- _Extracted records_
__________________________________________________
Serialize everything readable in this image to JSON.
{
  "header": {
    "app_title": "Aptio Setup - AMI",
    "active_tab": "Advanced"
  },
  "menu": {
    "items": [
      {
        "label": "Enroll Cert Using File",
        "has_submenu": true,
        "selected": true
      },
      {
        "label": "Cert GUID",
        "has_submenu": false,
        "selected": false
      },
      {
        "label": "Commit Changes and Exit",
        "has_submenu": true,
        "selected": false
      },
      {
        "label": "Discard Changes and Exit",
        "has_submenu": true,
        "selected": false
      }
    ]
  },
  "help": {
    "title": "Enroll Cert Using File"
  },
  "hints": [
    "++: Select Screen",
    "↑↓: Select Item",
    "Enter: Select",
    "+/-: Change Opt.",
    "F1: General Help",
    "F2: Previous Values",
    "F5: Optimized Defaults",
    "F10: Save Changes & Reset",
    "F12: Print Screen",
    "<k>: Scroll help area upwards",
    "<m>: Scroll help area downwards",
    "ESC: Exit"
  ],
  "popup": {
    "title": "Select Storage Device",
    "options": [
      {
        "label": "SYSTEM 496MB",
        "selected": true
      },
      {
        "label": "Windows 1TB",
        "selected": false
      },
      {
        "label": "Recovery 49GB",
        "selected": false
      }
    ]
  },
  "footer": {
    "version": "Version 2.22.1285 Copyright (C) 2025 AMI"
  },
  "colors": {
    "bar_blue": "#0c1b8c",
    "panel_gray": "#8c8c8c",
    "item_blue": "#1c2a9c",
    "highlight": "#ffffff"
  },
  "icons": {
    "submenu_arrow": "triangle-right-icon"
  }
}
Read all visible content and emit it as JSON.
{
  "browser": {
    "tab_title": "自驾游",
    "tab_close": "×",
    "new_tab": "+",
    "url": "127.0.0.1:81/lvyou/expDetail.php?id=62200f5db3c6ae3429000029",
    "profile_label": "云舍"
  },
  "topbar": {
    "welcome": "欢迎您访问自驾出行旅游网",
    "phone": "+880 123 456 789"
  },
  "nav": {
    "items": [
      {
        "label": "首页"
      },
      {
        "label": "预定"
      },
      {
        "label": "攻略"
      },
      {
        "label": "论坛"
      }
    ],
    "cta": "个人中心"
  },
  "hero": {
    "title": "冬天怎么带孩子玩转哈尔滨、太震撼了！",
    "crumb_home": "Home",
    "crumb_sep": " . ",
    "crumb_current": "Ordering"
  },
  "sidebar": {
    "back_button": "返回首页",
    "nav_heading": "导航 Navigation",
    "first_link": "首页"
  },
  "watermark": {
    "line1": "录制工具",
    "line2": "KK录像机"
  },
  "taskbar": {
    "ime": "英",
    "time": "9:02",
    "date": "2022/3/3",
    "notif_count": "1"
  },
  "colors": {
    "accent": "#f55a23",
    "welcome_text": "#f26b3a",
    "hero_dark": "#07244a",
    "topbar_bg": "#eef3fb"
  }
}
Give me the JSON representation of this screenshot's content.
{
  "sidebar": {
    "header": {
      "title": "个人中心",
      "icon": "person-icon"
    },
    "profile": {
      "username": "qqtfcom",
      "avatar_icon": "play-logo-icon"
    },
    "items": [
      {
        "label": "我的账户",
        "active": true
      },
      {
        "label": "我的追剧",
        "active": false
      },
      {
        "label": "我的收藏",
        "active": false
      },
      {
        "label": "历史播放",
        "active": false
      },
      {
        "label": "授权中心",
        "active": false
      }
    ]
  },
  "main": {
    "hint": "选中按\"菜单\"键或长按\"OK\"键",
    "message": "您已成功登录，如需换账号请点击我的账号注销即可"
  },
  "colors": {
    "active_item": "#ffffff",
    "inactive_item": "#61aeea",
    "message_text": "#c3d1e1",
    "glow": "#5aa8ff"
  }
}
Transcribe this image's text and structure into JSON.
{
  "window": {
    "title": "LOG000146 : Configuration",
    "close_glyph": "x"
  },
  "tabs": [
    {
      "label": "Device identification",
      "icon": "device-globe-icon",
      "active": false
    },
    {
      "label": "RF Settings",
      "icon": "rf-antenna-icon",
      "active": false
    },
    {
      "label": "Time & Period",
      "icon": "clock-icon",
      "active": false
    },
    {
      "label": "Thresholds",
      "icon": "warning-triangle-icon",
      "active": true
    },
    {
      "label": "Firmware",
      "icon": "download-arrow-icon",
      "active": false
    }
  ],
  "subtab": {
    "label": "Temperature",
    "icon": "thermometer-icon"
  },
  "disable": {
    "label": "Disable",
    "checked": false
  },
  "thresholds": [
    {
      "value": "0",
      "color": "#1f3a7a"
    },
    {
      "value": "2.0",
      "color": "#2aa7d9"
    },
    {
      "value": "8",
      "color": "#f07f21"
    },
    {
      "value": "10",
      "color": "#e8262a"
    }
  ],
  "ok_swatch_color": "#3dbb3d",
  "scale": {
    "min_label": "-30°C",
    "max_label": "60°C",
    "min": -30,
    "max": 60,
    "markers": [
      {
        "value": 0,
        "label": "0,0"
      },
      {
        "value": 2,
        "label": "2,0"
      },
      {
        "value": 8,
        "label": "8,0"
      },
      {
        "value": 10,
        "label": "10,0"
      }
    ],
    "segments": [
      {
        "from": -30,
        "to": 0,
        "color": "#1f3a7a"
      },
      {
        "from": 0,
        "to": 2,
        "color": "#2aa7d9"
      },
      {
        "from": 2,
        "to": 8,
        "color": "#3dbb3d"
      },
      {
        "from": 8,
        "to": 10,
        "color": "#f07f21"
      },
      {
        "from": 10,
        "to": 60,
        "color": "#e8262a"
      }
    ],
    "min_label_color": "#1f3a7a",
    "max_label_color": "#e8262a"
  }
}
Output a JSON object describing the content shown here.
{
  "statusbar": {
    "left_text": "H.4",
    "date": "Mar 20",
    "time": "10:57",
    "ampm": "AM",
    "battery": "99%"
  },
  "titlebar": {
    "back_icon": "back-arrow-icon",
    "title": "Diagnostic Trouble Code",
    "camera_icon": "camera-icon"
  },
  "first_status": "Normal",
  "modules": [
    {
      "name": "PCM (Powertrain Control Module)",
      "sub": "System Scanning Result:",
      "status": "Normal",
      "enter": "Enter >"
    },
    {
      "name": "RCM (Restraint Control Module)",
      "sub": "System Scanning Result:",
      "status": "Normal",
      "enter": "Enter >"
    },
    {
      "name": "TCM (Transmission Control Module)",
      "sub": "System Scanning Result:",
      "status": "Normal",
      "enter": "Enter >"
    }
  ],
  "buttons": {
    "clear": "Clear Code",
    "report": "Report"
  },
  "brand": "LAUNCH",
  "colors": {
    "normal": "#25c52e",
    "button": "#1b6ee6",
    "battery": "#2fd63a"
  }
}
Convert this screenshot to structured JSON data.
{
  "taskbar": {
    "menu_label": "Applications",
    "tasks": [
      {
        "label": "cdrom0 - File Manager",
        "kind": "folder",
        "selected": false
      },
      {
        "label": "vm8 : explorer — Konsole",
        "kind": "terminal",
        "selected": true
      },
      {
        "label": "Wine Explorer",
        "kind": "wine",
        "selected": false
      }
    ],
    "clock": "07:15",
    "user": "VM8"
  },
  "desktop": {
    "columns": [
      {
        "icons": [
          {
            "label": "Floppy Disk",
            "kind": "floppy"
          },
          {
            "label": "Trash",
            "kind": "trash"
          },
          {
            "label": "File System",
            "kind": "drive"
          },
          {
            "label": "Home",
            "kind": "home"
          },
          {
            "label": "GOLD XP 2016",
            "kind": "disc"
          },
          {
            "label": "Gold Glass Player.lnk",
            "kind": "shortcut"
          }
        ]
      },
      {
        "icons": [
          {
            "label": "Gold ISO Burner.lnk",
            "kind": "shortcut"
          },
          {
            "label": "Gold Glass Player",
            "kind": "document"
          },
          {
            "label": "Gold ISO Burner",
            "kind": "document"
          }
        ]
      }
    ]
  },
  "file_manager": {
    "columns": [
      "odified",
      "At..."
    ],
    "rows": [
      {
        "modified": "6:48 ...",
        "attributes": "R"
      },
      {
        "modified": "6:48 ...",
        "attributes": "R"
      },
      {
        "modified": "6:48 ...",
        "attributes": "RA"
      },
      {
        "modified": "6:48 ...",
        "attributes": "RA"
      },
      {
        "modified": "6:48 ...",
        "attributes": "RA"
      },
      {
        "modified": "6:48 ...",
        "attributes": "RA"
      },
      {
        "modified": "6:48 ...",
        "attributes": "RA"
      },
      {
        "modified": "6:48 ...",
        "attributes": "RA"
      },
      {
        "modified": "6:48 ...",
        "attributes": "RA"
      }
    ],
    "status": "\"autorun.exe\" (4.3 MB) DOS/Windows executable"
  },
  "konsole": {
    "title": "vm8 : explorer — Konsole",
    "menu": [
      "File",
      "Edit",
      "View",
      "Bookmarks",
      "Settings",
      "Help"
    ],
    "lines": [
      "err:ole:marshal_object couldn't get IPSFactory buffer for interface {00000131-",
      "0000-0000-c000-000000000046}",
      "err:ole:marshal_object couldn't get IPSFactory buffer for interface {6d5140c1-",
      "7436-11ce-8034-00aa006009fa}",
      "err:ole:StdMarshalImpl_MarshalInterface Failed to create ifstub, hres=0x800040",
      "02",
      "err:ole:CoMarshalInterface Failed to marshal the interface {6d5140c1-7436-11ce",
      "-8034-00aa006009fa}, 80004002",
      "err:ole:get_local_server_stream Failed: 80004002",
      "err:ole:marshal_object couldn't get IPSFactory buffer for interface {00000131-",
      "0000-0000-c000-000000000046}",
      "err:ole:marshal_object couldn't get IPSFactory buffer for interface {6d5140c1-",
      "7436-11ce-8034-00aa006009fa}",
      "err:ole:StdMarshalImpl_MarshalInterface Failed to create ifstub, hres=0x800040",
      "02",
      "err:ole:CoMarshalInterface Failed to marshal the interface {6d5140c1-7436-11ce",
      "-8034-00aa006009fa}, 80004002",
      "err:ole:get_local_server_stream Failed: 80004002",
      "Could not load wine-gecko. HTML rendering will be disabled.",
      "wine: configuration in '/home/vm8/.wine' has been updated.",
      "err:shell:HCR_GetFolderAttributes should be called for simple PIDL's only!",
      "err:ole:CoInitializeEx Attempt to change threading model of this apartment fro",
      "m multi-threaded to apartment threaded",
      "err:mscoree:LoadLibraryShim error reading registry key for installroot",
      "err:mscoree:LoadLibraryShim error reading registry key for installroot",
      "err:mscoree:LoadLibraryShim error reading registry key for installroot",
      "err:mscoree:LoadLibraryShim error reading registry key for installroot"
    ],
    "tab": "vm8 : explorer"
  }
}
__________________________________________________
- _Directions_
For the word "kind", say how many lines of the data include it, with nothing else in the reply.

- _Worked solution_
12